Her mental resilience, on the other hand, stood robust in the face of her own mortality.
One wonderful trait to arise from trauma is the following determination to prevent or alleviate a person(s) suffering of whom you relate to circumstantially.
Susanne’s mother once ran through the collapsing streets of Budapest, dodging bombs, war crimes and deceased countrymen desperately searching for medicine for her then sick father. The adrenaline of mighty love and hope driving her confidence to dance with death, was key to her succession then, and went on to be a drive for many more journeys alike.
Susannes father, a hero that still ripples through generations. His parents were snatched and taken to Auschwitz, as he was forced into hard labour during a gruelling winter, thick with ice and snow which saw many of his fellows perish. To his benefit, he was a farmer and knew how to survive off the land. His men were slowly starving to death, so, fueled by the love and hope of survival, Susannes father gave a nod to the army tanks, stole a Russian horse, and galloped hard into the forest until the horse finally collapsed, allowing the starving men to refuel and be witness to more days ahead.
Both left her with the legacy to seek justice.
The timing of the surgery to remove Susanne’s tumours had coincided with Russia’s invasion of Ukraine which she described “absolutely broke my heart”. Ringing alarm bells from her parents past, but confined to a hospital bed, a selfless final to-do before the unknown was not to do anything nostalgic for herself, but to set up a Go Fund Me account in aid of the people of Ukraine.

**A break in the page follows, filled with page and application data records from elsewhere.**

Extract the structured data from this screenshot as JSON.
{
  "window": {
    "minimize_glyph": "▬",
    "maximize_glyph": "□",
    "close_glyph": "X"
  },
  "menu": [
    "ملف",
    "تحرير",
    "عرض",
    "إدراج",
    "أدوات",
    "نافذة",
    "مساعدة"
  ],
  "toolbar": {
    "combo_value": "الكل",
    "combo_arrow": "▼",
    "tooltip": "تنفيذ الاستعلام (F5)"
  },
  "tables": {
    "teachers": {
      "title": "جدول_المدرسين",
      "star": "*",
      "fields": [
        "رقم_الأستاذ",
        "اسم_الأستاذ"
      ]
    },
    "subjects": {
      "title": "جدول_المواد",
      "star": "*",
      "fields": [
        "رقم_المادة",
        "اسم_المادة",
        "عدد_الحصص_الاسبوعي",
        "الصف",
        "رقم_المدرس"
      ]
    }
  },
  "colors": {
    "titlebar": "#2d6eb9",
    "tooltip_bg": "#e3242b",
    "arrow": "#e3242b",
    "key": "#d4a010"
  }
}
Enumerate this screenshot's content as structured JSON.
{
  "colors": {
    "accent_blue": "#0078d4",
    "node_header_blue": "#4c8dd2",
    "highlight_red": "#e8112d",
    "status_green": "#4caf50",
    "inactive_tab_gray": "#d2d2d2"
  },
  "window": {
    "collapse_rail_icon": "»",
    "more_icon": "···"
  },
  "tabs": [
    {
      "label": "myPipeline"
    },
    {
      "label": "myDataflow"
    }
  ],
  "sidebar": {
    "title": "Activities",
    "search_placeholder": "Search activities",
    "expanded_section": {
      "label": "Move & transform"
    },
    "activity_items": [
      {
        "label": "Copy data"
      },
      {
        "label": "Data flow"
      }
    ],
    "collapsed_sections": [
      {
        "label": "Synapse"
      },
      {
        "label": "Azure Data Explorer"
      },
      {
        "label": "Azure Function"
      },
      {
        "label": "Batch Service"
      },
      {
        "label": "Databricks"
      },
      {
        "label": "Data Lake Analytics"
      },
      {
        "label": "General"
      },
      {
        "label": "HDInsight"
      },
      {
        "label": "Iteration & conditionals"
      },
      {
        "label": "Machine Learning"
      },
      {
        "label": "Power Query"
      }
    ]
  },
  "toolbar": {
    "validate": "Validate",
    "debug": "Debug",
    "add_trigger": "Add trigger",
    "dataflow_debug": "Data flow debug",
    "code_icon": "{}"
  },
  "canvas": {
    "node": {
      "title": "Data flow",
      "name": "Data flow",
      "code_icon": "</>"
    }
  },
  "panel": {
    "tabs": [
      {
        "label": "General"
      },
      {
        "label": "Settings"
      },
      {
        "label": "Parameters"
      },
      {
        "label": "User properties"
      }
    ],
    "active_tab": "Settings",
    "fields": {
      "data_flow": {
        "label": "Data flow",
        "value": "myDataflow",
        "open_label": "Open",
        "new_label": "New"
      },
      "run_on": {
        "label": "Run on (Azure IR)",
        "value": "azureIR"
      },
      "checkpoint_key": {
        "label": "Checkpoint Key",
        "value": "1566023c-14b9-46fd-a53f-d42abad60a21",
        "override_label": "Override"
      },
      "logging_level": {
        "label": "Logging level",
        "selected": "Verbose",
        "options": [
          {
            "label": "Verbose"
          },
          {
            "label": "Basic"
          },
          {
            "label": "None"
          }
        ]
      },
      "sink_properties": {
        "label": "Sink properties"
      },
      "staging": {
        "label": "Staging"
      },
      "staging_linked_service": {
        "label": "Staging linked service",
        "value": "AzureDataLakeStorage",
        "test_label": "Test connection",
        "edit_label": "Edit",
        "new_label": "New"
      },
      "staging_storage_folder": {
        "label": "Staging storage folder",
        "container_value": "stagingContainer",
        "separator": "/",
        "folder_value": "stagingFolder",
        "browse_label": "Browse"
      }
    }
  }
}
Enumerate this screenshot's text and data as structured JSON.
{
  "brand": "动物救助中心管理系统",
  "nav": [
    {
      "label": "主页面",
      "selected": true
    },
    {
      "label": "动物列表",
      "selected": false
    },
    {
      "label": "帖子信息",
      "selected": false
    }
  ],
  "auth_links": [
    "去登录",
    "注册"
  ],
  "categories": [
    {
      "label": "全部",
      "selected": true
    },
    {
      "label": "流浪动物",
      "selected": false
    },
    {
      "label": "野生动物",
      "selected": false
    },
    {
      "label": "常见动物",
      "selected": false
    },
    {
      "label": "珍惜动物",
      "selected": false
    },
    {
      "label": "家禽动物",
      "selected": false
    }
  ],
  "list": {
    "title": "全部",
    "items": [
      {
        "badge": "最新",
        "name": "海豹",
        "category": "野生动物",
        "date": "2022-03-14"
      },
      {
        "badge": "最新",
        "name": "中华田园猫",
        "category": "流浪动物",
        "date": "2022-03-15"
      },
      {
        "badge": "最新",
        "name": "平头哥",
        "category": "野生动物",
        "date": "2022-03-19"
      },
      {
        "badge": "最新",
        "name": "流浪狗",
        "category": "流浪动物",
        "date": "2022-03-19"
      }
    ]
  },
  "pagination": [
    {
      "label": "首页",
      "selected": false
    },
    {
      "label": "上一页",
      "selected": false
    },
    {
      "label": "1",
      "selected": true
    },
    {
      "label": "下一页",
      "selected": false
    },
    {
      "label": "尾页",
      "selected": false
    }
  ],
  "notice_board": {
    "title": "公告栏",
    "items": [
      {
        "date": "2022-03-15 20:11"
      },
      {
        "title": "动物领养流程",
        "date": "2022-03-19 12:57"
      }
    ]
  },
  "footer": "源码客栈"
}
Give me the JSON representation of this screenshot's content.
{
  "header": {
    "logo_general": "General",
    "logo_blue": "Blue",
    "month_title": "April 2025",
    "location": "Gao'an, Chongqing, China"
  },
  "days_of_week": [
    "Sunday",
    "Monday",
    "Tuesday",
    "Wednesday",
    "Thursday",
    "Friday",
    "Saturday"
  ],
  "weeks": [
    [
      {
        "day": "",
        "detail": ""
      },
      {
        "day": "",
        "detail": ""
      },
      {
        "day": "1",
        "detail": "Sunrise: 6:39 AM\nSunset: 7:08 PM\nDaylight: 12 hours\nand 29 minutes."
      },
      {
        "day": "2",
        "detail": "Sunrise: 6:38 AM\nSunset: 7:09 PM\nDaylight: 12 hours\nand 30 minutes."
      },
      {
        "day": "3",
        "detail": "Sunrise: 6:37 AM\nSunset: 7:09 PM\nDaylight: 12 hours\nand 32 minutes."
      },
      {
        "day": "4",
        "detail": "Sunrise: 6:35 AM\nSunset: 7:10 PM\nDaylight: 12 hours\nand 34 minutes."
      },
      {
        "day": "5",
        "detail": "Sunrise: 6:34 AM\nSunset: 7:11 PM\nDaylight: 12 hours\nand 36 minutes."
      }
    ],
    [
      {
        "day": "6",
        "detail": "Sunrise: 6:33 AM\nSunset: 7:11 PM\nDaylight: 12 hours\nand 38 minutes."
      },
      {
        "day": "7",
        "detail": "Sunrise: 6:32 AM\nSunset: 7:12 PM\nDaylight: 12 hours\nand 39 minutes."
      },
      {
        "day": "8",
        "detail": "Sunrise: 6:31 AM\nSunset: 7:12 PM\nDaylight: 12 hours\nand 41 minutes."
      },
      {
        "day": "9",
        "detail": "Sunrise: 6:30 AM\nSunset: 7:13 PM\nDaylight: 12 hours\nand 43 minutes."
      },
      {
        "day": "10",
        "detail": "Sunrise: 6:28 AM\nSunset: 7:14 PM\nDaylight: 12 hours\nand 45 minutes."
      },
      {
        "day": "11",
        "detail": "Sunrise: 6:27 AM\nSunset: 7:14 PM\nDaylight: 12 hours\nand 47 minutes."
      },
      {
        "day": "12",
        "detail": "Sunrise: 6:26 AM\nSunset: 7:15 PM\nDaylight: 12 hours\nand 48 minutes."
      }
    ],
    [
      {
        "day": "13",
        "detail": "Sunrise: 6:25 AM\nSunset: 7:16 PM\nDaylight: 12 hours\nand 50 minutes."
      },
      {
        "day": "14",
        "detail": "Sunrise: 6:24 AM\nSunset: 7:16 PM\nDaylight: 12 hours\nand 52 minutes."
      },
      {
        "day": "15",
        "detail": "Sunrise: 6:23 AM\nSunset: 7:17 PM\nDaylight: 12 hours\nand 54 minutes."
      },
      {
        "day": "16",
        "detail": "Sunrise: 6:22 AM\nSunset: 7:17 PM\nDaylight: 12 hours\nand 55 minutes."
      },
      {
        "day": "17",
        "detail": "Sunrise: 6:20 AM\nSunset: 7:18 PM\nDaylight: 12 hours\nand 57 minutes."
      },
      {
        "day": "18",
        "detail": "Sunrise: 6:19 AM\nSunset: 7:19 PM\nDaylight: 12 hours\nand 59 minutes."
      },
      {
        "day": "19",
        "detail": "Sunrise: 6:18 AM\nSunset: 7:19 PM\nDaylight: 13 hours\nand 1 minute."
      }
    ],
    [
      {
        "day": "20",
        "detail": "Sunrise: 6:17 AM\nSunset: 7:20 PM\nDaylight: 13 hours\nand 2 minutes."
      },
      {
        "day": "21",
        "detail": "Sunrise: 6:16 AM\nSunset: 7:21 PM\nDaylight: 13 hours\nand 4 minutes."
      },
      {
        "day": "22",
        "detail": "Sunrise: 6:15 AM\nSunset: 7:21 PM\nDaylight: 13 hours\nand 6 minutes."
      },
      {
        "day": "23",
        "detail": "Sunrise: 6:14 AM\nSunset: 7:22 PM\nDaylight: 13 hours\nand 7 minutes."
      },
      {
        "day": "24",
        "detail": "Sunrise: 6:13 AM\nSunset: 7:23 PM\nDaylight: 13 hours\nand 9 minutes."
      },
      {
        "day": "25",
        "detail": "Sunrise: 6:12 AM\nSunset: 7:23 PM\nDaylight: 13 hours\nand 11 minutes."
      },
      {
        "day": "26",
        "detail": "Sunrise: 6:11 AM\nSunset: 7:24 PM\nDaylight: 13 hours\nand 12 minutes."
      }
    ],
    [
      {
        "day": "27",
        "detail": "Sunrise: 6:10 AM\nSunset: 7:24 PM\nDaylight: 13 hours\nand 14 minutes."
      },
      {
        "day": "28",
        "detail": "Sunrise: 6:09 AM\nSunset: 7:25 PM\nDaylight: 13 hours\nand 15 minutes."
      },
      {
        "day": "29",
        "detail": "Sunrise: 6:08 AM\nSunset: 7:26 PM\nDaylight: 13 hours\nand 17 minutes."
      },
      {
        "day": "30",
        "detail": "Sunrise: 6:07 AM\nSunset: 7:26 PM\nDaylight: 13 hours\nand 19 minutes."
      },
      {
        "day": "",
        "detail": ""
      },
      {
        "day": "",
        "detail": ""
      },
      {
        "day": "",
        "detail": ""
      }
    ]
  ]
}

“I asked for no flowers or cards because I wanted something more important. I wrote ‘Heroes of the underground’ to honour my parents who survived the war and holocaust, left everything behind to build their lives here. I wrote to inspire young people to be heroes, fight evil, learn from the past, so we do not repeat the past.”
The following first 5 weeks of ‘good riddance to the brian eggs’ saw a lot of welcomed snuggles from a sweet puppy named Ralph and more than $15,000 generous donations to the Ukraine fund.
“It gave me the spirit to go on!” She proudly explained.
It’s very unique for someone to love the wellbeing of others so much that they become empowered by it. To face the challenge of relearning how to walk, talk, eat, drink, swallow, orientate and do things for yourself all over again, from scratch…. To not get beaten down by that and to actually jump up louder from it in concern of others, is a truly special attribute of which her parents would be dearly proud of.
Whilst neuroplastic reconstruction work is taxing, frustrating beyond comprehensible words Susanne is showing the world that she is here to do things her way. Moving the planet with no nonsense involved.